[Collected data entries]
------------------------------------

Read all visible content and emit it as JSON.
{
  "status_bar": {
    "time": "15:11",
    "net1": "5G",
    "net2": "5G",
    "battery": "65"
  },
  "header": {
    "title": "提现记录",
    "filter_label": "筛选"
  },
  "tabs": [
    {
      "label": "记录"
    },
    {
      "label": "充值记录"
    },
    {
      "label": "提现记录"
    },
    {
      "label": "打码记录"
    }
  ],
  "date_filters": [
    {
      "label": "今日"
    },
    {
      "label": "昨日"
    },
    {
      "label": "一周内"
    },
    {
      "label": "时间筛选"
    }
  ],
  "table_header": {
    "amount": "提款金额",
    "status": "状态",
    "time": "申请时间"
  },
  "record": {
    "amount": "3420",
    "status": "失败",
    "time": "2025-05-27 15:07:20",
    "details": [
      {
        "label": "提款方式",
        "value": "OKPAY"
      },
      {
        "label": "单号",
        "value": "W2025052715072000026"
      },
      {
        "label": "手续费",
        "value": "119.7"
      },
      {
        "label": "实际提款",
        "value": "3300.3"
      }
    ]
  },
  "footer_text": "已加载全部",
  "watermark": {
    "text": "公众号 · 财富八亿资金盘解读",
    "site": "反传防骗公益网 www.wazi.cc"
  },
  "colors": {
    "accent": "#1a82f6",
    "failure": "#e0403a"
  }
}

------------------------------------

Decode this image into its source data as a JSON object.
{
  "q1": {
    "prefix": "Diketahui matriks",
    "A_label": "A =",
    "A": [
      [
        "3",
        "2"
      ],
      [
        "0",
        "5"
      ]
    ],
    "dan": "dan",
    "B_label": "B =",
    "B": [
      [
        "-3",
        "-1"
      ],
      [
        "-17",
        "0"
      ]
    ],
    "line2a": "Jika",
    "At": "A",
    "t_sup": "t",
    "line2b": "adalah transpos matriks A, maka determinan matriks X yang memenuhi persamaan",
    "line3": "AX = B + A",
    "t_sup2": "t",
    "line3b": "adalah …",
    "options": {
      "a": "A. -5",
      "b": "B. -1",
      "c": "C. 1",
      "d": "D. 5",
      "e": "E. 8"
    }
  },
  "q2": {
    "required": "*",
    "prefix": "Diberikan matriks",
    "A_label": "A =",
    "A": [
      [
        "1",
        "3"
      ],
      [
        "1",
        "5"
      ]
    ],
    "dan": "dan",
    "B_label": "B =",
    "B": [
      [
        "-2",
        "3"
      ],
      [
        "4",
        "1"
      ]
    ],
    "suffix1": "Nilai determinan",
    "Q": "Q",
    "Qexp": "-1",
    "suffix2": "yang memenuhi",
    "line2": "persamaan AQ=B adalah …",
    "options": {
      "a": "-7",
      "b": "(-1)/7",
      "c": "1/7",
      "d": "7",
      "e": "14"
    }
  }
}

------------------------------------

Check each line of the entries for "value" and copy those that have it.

_Output below_:
        "value": "OKPAY"
        "value": "W2025052715072000026"
        "value": "119.7"
        "value": "3300.3"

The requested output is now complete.